Monaural cocktail party processing

Professor PhD DeLiang WangOticon A/S (on leave from the Ohio State University, USA)

Speech segregation, or the cocktail party problem, has proven to be highly challenging. This talk describes a CASA approach to the cocktail party problem. This approach performs auditory segmentation and grouping in a two-dimensional time-frequency representation that encodes proximity in frequency and time, periodicity, amplitude modulation, and onset/offset. In segmentation, our model decomposes the input mixture into contiguous time-frequency segments. Grouping is first performed for voiced speech where detected pitch contours are used to group voiced segments into a target stream and the background. In grouping voiced speech, resolved and unresolved harmonics are dealt with differently. Grouping of unvoiced segments is based on the Bayesian classification of acoustic-phonetic features. This CASA approach has led to major advances in speech segregation.  

Brief Bio: DeLiang Wang is currently a visiting scholar at Oticon A/S, denmark. He is a Professor of the Department of Computer Science & Engineering and the Center for Cognitive Science at the Ohio State University, USA, where he directs the Perception and Neurodynamics Laboratory.

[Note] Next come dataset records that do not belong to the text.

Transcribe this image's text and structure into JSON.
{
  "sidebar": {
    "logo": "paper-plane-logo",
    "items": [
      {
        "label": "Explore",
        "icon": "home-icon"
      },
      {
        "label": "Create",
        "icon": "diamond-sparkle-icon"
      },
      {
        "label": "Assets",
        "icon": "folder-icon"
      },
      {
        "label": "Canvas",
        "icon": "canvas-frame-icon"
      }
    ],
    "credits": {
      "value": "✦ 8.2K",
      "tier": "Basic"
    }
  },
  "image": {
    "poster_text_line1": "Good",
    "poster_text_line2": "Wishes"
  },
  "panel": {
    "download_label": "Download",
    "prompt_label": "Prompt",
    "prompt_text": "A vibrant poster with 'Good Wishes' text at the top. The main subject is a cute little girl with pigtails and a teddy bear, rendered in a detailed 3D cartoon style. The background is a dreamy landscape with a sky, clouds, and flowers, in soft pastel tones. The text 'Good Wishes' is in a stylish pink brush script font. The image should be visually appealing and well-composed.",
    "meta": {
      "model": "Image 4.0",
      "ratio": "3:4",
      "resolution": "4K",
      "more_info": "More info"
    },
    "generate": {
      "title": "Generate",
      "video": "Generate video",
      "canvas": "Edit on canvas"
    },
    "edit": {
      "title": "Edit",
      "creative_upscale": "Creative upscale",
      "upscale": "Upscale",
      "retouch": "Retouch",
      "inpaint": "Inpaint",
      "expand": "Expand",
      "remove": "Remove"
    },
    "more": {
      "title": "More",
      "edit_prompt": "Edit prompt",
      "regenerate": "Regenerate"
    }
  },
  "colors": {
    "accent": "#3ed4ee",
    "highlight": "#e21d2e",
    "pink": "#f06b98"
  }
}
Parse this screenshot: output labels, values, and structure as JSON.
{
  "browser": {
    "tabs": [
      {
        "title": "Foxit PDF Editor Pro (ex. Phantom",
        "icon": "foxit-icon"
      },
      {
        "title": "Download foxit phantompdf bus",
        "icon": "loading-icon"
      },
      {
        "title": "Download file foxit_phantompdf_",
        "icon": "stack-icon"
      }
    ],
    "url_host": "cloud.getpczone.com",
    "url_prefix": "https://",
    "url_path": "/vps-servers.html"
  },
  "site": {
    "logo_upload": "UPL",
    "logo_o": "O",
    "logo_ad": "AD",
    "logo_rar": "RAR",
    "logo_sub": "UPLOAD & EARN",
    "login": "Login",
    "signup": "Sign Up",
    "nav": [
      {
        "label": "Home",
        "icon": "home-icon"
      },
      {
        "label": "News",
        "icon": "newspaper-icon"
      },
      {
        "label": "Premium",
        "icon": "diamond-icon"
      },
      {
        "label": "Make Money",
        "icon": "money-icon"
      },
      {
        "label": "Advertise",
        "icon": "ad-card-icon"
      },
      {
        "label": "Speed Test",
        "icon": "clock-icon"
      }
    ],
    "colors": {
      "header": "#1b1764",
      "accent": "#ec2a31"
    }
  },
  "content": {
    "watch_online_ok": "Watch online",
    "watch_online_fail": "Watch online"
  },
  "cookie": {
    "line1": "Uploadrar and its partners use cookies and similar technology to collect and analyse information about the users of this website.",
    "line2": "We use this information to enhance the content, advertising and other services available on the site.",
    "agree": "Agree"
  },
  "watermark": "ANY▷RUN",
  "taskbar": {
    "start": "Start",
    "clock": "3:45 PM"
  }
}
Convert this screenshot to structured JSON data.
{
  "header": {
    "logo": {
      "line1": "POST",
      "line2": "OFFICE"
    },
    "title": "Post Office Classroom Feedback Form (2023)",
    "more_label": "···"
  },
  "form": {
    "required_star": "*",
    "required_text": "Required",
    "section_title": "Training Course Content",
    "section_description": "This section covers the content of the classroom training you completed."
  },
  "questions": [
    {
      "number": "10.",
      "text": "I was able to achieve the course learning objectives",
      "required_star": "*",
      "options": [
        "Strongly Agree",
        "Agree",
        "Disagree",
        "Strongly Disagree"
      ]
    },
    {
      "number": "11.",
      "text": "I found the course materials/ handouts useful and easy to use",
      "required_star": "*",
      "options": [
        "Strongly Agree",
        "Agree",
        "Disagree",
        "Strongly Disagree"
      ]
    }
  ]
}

Coffee and networking


ASA calling CASA

Chief, Speech and Hearing Research, Pierre Divenyi, VA Medical Center and EBIRE, Martinez, California, USAC

ASA obtained its name, and earned its reputation, from using up-to-date auditory models to emulate, and if possible better, separation of principally speech sources by human listeners under inclement acoustic conditions. This brief presentation will first focus on a few selected processes adopted by CASA that are thought to be used by the auditory system for the separation of multiple simultaneous sources, such as (amplitude-) modulation detection interference, pitch discrimination interference, and concurrent localization of sources. In the second part, the talk will list a few areas where CASA may benefit from incorporating other processes observed in human listeners, such as prediction of FM trajectories linked to an ability to perform frequency velocity estimation, high sensitivity to frequency change acceleration, and economic use of higher-level linguistic information. Finally, a suggestion will be made to merge CASA principles with ideas germane to ICA-type separation, such as temporal decomposition and basis functions.

Brief Bio: Pierre Divenyi has a great future behind him as a classical musician. Since diverging from piano to science and obtaining his doctorate in systematic musicology, he has been working in hearing and speech research first investigating temporal processing and localization and, for the last 20 years, separation of non-speech and speech signals and its decline in aging. He has also organized and directed workshops on speech separation and speech dynamics.


Wrap up


The seminar is supported by the Signal Processing Chapter of the IEEE Denmark Section


Member Comments

Steven Gelineck Thursday, 24.05.2007 00:07
Your comment
Mikkel Schmidt Wednesday, 02.05.2007 14:56
Yes, the correct date is May 24, 2007. Thank you.
Orges Balla Tuesday, 01.05.2007 21:39
Time and place
February 24, 2007, 9.00-17.10

Don\'t you mean May 24, 2007?

Displaying results 1 to 3 out of 3